Information supplied —
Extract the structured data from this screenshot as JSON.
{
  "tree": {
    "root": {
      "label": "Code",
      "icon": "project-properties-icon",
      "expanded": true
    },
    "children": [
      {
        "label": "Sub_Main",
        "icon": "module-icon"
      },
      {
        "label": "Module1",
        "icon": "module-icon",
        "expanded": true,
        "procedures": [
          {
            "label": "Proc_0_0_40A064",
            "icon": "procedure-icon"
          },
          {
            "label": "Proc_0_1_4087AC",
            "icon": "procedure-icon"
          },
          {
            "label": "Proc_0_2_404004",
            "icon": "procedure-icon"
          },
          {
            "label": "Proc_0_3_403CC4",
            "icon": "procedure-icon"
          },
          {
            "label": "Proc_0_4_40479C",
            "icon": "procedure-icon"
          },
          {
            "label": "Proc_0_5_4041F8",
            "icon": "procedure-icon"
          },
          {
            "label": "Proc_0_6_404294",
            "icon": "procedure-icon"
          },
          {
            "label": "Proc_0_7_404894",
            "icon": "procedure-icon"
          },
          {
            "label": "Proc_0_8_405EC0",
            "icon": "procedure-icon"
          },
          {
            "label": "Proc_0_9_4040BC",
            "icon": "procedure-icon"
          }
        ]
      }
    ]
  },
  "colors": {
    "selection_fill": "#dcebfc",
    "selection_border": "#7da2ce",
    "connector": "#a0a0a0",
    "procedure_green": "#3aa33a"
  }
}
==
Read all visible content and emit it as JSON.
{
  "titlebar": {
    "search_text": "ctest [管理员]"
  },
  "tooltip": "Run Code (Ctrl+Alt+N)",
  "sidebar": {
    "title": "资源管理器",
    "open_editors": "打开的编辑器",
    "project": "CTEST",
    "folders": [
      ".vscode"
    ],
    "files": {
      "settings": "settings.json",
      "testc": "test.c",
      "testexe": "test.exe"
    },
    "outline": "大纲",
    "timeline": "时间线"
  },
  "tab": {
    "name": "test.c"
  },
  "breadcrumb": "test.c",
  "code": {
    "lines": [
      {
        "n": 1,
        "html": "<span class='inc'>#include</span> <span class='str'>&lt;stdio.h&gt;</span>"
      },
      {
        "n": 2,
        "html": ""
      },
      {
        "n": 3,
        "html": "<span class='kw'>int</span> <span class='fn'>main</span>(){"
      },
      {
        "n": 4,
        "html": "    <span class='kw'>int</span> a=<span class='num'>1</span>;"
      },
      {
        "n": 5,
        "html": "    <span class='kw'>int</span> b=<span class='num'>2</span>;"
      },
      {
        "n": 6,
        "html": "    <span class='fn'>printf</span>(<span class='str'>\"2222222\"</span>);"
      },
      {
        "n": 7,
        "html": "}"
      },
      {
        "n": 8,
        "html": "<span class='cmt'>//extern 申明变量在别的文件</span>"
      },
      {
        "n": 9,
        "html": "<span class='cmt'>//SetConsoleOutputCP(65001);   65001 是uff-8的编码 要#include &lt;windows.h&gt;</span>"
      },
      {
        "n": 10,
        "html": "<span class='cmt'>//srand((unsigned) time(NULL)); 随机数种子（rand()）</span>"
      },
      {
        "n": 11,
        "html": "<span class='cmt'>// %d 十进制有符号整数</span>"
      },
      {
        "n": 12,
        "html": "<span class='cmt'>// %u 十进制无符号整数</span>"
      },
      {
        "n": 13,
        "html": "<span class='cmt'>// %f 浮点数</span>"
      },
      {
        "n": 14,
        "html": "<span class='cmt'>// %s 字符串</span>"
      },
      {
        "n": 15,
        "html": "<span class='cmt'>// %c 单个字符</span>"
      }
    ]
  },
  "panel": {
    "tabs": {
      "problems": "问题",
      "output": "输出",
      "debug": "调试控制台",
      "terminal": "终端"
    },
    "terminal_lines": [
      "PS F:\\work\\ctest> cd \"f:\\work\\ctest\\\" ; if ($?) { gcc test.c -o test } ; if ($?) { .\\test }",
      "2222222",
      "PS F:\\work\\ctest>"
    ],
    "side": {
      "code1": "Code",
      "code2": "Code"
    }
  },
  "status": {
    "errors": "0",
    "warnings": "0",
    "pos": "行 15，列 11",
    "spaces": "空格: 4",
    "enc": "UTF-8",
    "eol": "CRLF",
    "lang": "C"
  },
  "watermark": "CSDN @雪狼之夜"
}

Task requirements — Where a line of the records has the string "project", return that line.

Expected answer —
      "icon": "project-properties-icon",
    "project": "CTEST",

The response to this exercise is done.